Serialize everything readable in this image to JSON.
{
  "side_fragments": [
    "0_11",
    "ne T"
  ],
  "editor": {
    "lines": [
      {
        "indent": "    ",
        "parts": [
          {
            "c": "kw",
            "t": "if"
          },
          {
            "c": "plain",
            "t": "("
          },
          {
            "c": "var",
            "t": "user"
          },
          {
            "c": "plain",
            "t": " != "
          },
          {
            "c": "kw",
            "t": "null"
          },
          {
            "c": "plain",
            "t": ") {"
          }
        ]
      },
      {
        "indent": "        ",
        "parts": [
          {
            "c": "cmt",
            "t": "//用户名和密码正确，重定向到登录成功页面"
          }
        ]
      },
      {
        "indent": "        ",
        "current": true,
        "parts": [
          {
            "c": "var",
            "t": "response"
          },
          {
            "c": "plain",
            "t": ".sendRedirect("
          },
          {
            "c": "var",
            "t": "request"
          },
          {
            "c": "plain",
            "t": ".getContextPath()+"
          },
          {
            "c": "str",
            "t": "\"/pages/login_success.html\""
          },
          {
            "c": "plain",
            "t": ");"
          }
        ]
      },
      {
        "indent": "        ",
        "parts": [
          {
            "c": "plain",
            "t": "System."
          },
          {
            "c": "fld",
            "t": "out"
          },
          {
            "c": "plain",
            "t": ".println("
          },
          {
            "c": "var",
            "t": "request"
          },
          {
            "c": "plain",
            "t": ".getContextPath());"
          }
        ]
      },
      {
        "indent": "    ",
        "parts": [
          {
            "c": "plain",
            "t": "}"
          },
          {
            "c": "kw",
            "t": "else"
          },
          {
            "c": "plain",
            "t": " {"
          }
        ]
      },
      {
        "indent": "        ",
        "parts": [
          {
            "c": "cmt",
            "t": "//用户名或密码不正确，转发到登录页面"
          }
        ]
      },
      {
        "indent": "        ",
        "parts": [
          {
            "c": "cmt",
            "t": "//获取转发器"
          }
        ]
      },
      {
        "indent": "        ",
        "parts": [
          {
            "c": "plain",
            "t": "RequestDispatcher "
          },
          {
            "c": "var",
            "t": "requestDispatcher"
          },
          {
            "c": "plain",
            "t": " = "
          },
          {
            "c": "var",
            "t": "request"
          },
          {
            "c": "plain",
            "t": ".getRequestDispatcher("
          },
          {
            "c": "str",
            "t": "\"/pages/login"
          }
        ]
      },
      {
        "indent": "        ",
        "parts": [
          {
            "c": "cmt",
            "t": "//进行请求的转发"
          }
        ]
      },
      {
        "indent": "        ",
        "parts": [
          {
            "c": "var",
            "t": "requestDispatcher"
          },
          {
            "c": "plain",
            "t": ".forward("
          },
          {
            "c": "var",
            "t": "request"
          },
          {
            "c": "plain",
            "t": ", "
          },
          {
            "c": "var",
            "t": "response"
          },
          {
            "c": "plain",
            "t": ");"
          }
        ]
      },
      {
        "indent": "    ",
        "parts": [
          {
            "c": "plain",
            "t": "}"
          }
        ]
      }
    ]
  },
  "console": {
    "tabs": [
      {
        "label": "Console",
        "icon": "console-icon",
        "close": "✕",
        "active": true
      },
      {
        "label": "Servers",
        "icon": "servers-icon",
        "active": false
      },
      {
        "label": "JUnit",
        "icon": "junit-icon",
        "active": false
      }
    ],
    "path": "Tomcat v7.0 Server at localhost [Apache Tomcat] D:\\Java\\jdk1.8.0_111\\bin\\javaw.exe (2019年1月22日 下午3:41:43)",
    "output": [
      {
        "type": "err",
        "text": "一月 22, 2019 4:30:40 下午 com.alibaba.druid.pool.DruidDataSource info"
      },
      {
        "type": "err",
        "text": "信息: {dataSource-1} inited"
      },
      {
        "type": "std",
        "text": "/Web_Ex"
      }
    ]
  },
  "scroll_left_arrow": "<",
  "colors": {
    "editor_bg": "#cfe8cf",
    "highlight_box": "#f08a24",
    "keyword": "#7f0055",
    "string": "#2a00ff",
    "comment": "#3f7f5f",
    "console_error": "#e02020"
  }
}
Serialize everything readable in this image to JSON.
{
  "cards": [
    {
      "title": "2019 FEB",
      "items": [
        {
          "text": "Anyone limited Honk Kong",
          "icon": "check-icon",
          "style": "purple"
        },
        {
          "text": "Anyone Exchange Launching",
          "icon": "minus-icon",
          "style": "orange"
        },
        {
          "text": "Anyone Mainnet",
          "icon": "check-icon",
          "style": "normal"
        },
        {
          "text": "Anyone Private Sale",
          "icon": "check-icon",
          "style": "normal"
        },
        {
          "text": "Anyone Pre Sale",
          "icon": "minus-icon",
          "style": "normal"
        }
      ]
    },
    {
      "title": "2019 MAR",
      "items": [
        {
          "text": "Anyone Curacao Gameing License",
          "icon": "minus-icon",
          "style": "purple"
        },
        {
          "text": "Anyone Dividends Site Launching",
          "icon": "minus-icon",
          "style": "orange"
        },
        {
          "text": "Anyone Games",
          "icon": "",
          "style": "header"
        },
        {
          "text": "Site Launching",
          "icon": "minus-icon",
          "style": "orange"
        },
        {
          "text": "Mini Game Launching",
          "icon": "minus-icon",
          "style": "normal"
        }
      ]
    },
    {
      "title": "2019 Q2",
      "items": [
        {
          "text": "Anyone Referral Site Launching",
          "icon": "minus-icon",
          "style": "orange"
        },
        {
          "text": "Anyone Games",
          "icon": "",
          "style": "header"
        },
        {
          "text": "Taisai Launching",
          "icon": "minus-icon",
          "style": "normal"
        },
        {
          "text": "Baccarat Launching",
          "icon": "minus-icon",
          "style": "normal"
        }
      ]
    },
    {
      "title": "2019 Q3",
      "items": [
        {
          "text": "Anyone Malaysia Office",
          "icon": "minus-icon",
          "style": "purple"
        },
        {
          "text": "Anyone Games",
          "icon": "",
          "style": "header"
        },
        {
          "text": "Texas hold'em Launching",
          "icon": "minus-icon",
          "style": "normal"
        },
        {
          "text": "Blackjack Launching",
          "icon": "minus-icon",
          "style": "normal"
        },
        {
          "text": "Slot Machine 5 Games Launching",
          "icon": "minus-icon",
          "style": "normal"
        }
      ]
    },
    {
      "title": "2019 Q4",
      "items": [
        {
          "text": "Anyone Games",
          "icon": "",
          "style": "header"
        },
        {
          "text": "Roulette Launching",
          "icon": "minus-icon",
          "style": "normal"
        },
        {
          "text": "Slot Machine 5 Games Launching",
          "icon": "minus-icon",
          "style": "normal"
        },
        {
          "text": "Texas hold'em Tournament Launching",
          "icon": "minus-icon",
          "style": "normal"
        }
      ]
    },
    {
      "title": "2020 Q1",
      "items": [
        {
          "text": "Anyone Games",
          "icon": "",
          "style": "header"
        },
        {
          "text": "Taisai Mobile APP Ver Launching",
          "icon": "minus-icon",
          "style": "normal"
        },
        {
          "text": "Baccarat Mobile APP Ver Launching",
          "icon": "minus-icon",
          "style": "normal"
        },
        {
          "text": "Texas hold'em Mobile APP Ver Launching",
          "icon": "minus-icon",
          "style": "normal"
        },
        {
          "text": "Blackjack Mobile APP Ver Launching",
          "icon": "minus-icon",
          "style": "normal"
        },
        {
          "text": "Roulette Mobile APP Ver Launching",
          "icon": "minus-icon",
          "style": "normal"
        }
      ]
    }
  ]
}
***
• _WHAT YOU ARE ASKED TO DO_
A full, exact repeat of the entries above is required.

• _WRITTEN ANSWER_
Serialize everything readable in this image to JSON.
{
  "side_fragments": [
    "0_11",
    "ne T"
  ],
  "editor": {
    "lines": [
      {
        "indent": "    ",
        "parts": [
          {
            "c": "kw",
            "t": "if"
          },
          {
            "c": "plain",
            "t": "("
          },
          {
            "c": "var",
            "t": "user"
          },
          {
            "c": "plain",
            "t": " != "
          },
          {
            "c": "kw",
            "t": "null"
          },
          {
            "c": "plain",
            "t": ") {"
          }
        ]
      },
      {
        "indent": "        ",
        "parts": [
          {
            "c": "cmt",
            "t": "//用户名和密码正确，重定向到登录成功页面"
          }
        ]
      },
      {
        "indent": "        ",
        "current": true,
        "parts": [
          {
            "c": "var",
            "t": "response"
          },
          {
            "c": "plain",
            "t": ".sendRedirect("
          },
          {
            "c": "var",
            "t": "request"
          },
          {
            "c": "plain",
            "t": ".getContextPath()+"
          },
          {
            "c": "str",
            "t": "\"/pages/login_success.html\""
          },
          {
            "c": "plain",
            "t": ");"
          }
        ]
      },
      {
        "indent": "        ",
        "parts": [
          {
            "c": "plain",
            "t": "System."
          },
          {
            "c": "fld",
            "t": "out"
          },
          {
            "c": "plain",
            "t": ".println("
          },
          {
            "c": "var",
            "t": "request"
          },
          {
            "c": "plain",
            "t": ".getContextPath());"
          }
        ]
      },
      {
        "indent": "    ",
        "parts": [
          {
            "c": "plain",
            "t": "}"
          },
          {
            "c": "kw",
            "t": "else"
          },
          {
            "c": "plain",
            "t": " {"
          }
        ]
      },
      {
        "indent": "        ",
        "parts": [
          {
            "c": "cmt",
            "t": "//用户名或密码不正确，转发到登录页面"
          }
        ]
      },
      {
        "indent": "        ",
        "parts": [
          {
            "c": "cmt",
            "t": "//获取转发器"
          }
        ]
      },
      {
        "indent": "        ",
        "parts": [
          {
            "c": "plain",
            "t": "RequestDispatcher "
          },
          {
            "c": "var",
            "t": "requestDispatcher"
          },
          {
            "c": "plain",
            "t": " = "
          },
          {
            "c": "var",
            "t": "request"
          },
          {
            "c": "plain",
            "t": ".getRequestDispatcher("
          },
          {
            "c": "str",
            "t": "\"/pages/login"
          }
        ]
      },
      {
        "indent": "        ",
        "parts": [
          {
            "c": "cmt",
            "t": "//进行请求的转发"
          }
        ]
      },
      {
        "indent": "        ",
        "parts": [
          {
            "c": "var",
            "t": "requestDispatcher"
          },
          {
            "c": "plain",
            "t": ".forward("
          },
          {
            "c": "var",
            "t": "request"
          },
          {
            "c": "plain",
            "t": ", "
          },
          {
            "c": "var",
            "t": "response"
          },
          {
            "c": "plain",
            "t": ");"
          }
        ]
      },
      {
        "indent": "    ",
        "parts": [
          {
            "c": "plain",
            "t": "}"
          }
        ]
      }
    ]
  },
  "console": {
    "tabs": [
      {
        "label": "Console",
        "icon": "console-icon",
        "close": "✕",
        "active": true
      },
      {
        "label": "Servers",
        "icon": "servers-icon",
        "active": false
      },
      {
        "label": "JUnit",
        "icon": "junit-icon",
        "active": false
      }
    ],
    "path": "Tomcat v7.0 Server at localhost [Apache Tomcat] D:\\Java\\jdk1.8.0_111\\bin\\javaw.exe (2019年1月22日 下午3:41:43)",
    "output": [
      {
        "type": "err",
        "text": "一月 22, 2019 4:30:40 下午 com.alibaba.druid.pool.DruidDataSource info"
      },
      {
        "type": "err",
        "text": "信息: {dataSource-1} inited"
      },
      {
        "type": "std",
        "text": "/Web_Ex"
      }
    ]
  },
  "scroll_left_arrow": "<",
  "colors": {
    "editor_bg": "#cfe8cf",
    "highlight_box": "#f08a24",
    "keyword": "#7f0055",
    "string": "#2a00ff",
    "comment": "#3f7f5f",
    "console_error": "#e02020"
  }
}
Serialize everything readable in this image to JSON.
{
  "cards": [
    {
      "title": "2019 FEB",
      "items": [
        {
          "text": "Anyone limited Honk Kong",
          "icon": "check-icon",
          "style": "purple"
        },
        {
          "text": "Anyone Exchange Launching",
          "icon": "minus-icon",
          "style": "orange"
        },
        {
          "text": "Anyone Mainnet",
          "icon": "check-icon",
          "style": "normal"
        },
        {
          "text": "Anyone Private Sale",
          "icon": "check-icon",
          "style": "normal"
        },
        {
          "text": "Anyone Pre Sale",
          "icon": "minus-icon",
          "style": "normal"
        }
      ]
    },
    {
      "title": "2019 MAR",
      "items": [
        {
          "text": "Anyone Curacao Gameing License",
          "icon": "minus-icon",
          "style": "purple"
        },
        {
          "text": "Anyone Dividends Site Launching",
          "icon": "minus-icon",
          "style": "orange"
        },
        {
          "text": "Anyone Games",
          "icon": "",
          "style": "header"
        },
        {
          "text": "Site Launching",
          "icon": "minus-icon",
          "style": "orange"
        },
        {
          "text": "Mini Game Launching",
          "icon": "minus-icon",
          "style": "normal"
        }
      ]
    },
    {
      "title": "2019 Q2",
      "items": [
        {
          "text": "Anyone Referral Site Launching",
          "icon": "minus-icon",
          "style": "orange"
        },
        {
          "text": "Anyone Games",
          "icon": "",
          "style": "header"
        },
        {
          "text": "Taisai Launching",
          "icon": "minus-icon",
          "style": "normal"
        },
        {
          "text": "Baccarat Launching",
          "icon": "minus-icon",
          "style": "normal"
        }
      ]
    },
    {
      "title": "2019 Q3",
      "items": [
        {
          "text": "Anyone Malaysia Office",
          "icon": "minus-icon",
          "style": "purple"
        },
        {
          "text": "Anyone Games",
          "icon": "",
          "style": "header"
        },
        {
          "text": "Texas hold'em Launching",
          "icon": "minus-icon",
          "style": "normal"
        },
        {
          "text": "Blackjack Launching",
          "icon": "minus-icon",
          "style": "normal"
        },
        {
          "text": "Slot Machine 5 Games Launching",
          "icon": "minus-icon",
          "style": "normal"
        }
      ]
    },
    {
      "title": "2019 Q4",
      "items": [
        {
          "text": "Anyone Games",
          "icon": "",
          "style": "header"
        },
        {
          "text": "Roulette Launching",
          "icon": "minus-icon",
          "style": "normal"
        },
        {
          "text": "Slot Machine 5 Games Launching",
          "icon": "minus-icon",
          "style": "normal"
        },
        {
          "text": "Texas hold'em Tournament Launching",
          "icon": "minus-icon",
          "style": "normal"
        }
      ]
    },
    {
      "title": "2020 Q1",
      "items": [
        {
          "text": "Anyone Games",
          "icon": "",
          "style": "header"
        },
        {
          "text": "Taisai Mobile APP Ver Launching",
          "icon": "minus-icon",
          "style": "normal"
        },
        {
          "text": "Baccarat Mobile APP Ver Launching",
          "icon": "minus-icon",
          "style": "normal"
        },
        {
          "text": "Texas hold'em Mobile APP Ver Launching",
          "icon": "minus-icon",
          "style": "normal"
        },
        {
          "text": "Blackjack Mobile APP Ver Launching",
          "icon": "minus-icon",
          "style": "normal"
        },
        {
          "text": "Roulette Mobile APP Ver Launching",
          "icon": "minus-icon",
          "style": "normal"
        }
      ]
    }
  ]
}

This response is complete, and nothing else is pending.